German town in the province of Rhein-Hessen. The earliest documents relating to Jews in Oppenheim date back to the thirteenth century. Unlike their coreligionists in other parts of Germany, the Jews of Oppenheim in the Middle Ages were very favorably situated, being under the immediate protection of the lords of the castle, to whom alone they paid taxes. They gained the favor of these lords to such a degree that they were protected by them even during the riots in 1280 and 1298. But after the city was pawned to the archbishopric of Mayence (Archbishop Matthias), in 1352, there was a terrible slaughter of the Jews. On Dec. 18 of the same year, however, the city was redeemed and again became a free town, and the condition of the Jews was thereupon ameliorated. When Rupert became emperor, in 1400, he confirmed for three years, at the instance of the lords of the castle, the privileges of the Jews.

Under the Electors.

As Rupert was always in need of money, and the Jews paid him their taxes promptly, he commissioned two of the latter, in 1403, to collect the "sacrificial" penny among their coreligionists throughout the province; one of these was the Jew Isaac of Oppenheim, the other was a certain Elyon (Elias) of Winheim. Isaac seems to have acted in this capacity down to 1404 only. Rupert died at Oppenheim in 1410, and his son Ludwig the Bearded, as elector of the Palatinate, assumed dominion over Oppenheim, which had been pawned to the Palatinate in 1375. The condition of the Jews remained a very favorable one, except for the burdensome taxes they had to pay. If they desired letters of privilege, which they could obtain only for periods of six years, they had to pay one gulden to each of the two burgomasters, a fee to the writer of the privilege, and in addition 40 gulden a year for the six years.

Special Form of Jewish Oath.

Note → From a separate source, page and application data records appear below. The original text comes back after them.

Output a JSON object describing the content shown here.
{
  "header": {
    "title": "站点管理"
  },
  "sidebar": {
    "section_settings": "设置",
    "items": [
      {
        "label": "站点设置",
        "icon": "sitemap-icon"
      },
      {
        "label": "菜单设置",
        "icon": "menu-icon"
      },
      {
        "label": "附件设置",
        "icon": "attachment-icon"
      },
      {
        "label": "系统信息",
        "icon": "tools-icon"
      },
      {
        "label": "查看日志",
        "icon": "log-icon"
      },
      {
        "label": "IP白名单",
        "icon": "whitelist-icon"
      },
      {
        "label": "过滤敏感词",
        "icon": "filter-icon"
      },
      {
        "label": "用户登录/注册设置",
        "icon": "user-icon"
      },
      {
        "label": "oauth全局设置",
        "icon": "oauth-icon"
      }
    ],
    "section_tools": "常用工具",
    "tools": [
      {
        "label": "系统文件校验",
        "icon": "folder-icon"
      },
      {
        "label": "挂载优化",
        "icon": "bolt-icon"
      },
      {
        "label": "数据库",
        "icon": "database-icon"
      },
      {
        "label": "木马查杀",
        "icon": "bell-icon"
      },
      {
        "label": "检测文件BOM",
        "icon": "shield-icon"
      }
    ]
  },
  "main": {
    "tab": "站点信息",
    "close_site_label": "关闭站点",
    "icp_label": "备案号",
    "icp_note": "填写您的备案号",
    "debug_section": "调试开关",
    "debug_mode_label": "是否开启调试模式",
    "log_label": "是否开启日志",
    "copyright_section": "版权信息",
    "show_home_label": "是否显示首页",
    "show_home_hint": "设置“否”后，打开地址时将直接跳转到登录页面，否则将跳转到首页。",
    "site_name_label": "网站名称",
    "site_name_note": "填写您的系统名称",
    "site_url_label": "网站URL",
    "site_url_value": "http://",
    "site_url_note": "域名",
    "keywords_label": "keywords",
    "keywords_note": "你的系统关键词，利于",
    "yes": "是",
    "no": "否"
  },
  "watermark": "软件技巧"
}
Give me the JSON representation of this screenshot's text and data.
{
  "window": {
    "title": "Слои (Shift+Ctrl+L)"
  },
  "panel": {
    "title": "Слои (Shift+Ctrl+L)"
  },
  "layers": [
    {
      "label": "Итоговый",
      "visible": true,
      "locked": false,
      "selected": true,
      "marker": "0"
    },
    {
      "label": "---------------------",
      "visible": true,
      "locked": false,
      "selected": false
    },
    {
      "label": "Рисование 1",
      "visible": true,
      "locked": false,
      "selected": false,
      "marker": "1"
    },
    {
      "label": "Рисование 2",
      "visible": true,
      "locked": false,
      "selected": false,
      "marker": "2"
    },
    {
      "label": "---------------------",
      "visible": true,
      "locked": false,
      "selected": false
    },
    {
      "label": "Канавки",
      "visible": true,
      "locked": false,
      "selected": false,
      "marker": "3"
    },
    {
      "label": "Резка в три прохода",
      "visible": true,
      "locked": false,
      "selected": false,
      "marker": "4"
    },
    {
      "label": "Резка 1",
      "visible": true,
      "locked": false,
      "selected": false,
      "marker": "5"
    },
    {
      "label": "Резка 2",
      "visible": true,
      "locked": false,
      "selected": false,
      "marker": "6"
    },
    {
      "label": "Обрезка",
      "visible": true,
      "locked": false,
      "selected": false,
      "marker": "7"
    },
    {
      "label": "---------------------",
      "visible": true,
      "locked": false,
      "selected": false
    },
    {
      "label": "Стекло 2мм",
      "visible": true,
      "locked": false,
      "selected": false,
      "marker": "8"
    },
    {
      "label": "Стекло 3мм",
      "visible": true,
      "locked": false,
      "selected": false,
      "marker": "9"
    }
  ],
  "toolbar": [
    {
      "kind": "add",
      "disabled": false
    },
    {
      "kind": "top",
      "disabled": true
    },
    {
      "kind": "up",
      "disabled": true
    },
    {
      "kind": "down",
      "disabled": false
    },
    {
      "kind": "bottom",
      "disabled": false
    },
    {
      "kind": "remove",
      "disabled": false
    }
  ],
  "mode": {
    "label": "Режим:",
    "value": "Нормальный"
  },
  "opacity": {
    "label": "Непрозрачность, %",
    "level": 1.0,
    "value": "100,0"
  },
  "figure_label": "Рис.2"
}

It is not known whether the community had its own rabbi. The Jews had a special oath-formula of their own, composed not later than the middle of the fifteenth century, and which differed from the oath used in other cities in that it contained neither their terrible curses nor their offensive addresses. The original oath is recorded in the municipal registers of Oppenheim (fol. 134, in Frank, "Ersch. v. Oppenheim," p. 221) and is reprinted verbatim in "Monatsschrift," 1860 (pp. 289-290). The oath had to be taken before the Torah roll, the person taking the oath being obliged to place his hand up to the wrist in the scroll. He could bring his own copy of the Torah, and no special passage for taking the oath was prescribed, the hand being placed on any random passage on opening the scroll. Record of only one sentence of death has been preserved, this case occurring in 1412, when a Jew was sentenced to be quartered. In 1414 Emperor Sigismund issued an edict remitting the taxes of the Jews of Oppenheim in recognition of the "faithfully useful and willing" services they had rendered to the lords of the castle.

Later History.

In 1422 Hans Candengiesser and Henn Drach attempted to slay the Jews, but did not succeed, as the latter were protected by the municipal council. In 1423 the lords of the castle, twenty-seven in number, levied a special tax, the so-called "third penny," which the Jews were not able to pay. They appealed to the palsgrave Ludwig, who thereupon issued a special decree (Mayence, 1423) in which he remitted this tax to the Jews of Oppenheim in recognition of their former privileges. The civil judges and the clergy were strictly forbidden to call the Jews before any ecclesiastical or temporal court; they could merely be cited before the imperial court at Oppenheim. An order accompanied this edict, commanding the citizens to pay their debts to the Jews, one-half at Michaelmas and one-half on Ash Wednesday; the Jews were referred for assistance to the judges and the burgrave of Alzey. Any citizen unable to pay his debt was ordered to give his Jewish creditor a pledge equivalent to the money he had received from him, and the Jews were privileged to sell these pledges after the lapse of a certain time. In spite of these seemingly favorable measures the Jews were obliged, in 1434, to submit another petition to Sigismund, declaring their inability to pay the taxes. Under the palsgraves the Jews were deprived of their synagogue, and the plot of ground on which it stood was given to the monks of the monastery of Erbach. When the city was taken by the French under Mélac, on Pentecost, 1689, and the greater part of it was burned to the ground, most of the Jews emigrated and settled at Frankfort-on-the-Main.

In 1904 there were about 180 Jews in the city, the total population being 3,704. There are a synagogue, two societies for men and women respectively, and a philanthropic society. The community belongs to the district rabbinate of Mayence.

  • Chmel, Regesta Ruperti Regis Romanorum, Frankfort-on-the-Main, 1834;
  • W. Frank, Gesch. der Ehemaligen Reichsstadt Oppenheim, Darmstadt, 1859;
  • Kayserling, in Monatsschrift, 1860, pp. 285-294.
J. S. O.
Images of pages